Amid the current pandemic, many cultural heritage institutions find themselves vulnerable to the risks of fire, flood, typhoons, earthquakes, and other such hazard events. The threats are however, not just limited to natural hazards, but also include man-made causes like looting, chemical explosions and armed conflicts. Often, heritage professionals are confronted with complex scenarios, where one hazard overlaps with another to create an even larger disaster. Recent examples include the floods in large parts of Asia, which coincided with the COVID-19 outbreak, making it difficult for emergency responders to divert already stretched resources to safeguard heritage collections and sites.
The heritage field therefore needs to shift its focus away from the treatment of individual hazards. Instead, the planning for disaster risk management should be broadened in scope to manage intricate scenarios in which cascading risks could come together to cause substantial damage to heritage, far exceeding institutional capacities to cope.

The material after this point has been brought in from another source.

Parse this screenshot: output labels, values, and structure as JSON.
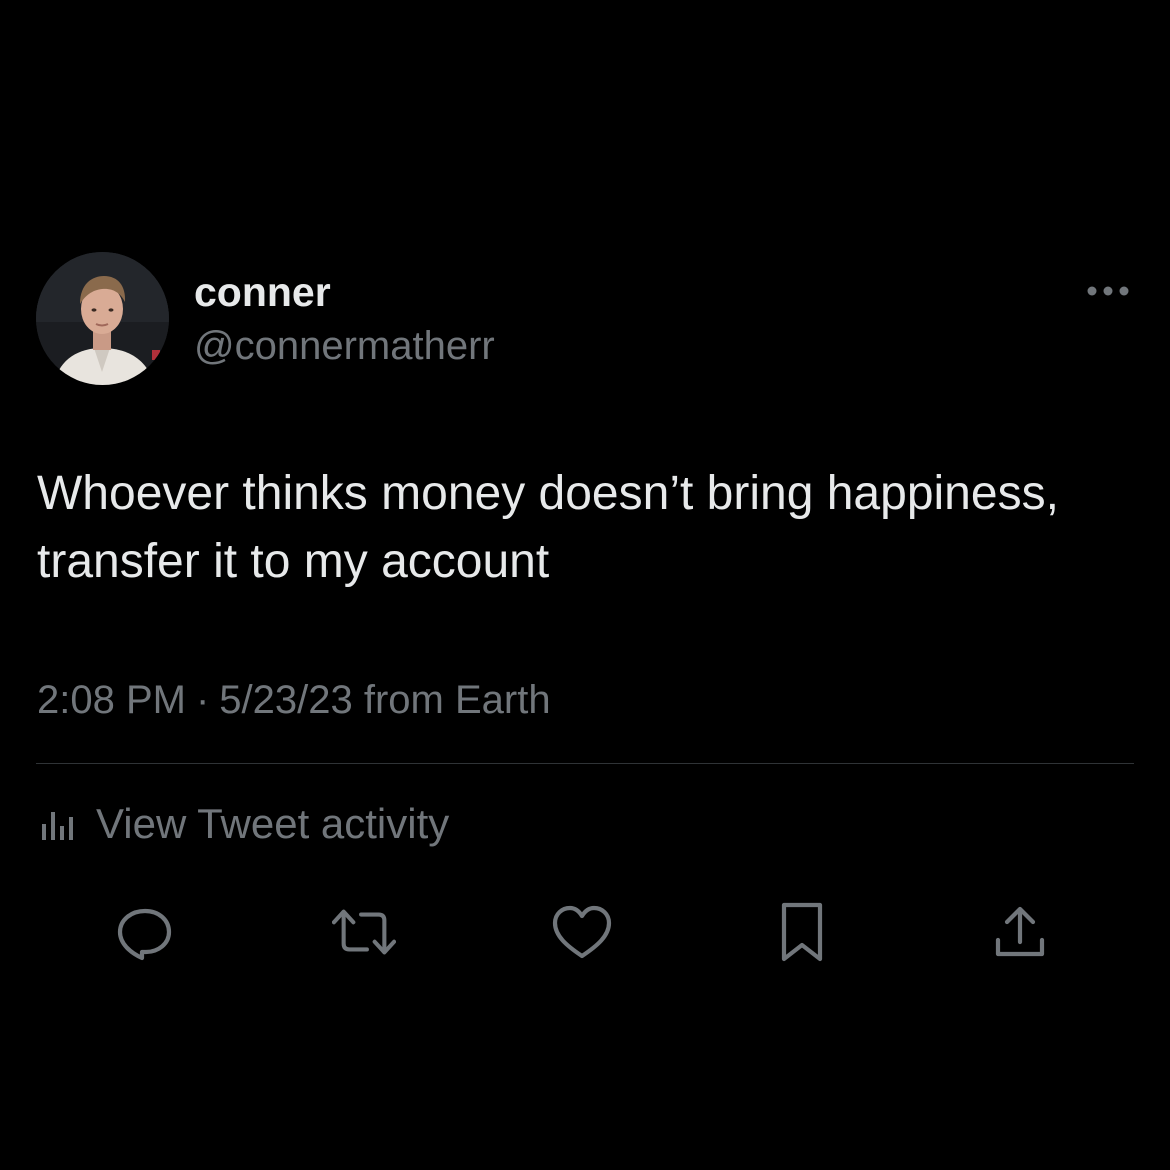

In other words, a multidimensional perspective for reducing the risk of disasters is essential.
Moving away from a single hazard treatment approach, this international course offers a unique learning opportunity to protect heritage collections in more complex and real scenarios, with several overlapping hazards, such as an earthquake and fire.
Organized within the ICCROM programme framework of CollAsia and First Aid and Resilience in Times of Crisis, this blended course seeks to develop multi-hazard disaster risk management strategies for cultural heritage collections in Southeast Asia and beyond.
The aim is to broaden the scope of planning for disaster risk management in heritage institutions, and empower movable heritage professionals by enhancing their ability, to reduce the disaster risk for their respective collections in the context of a changing climate, limited resources, and an ongoing public health crisis.
Tailored to the diverse institutional contexts, which may include, but are not limited to libraries, archives, museums, places of worship or community managed cultural heritage centres, this course will combine:
- two-week online learning;
- one week in-person hands-on training in Manila, Philippines; and,
- a three-month post-training project with mentoring support.
At the end of the training, participants will be able to:
- assess risks and develop realistic scenarios to guide risk reduction and preparedness for their respective collections;
- liaise with key disaster risk management actors and stakeholders in their respective local contexts;
- reduce disaster risk and enhance preparedness for heritage collections in and beyond their respective institutions;
- provide coordinated and time sensitive first aid to heritage collections in the event of complex emergencies;
- engage communities in disaster risk management of heritage collections and train volunteers; and,
build local teams of cultural heritage first aiders.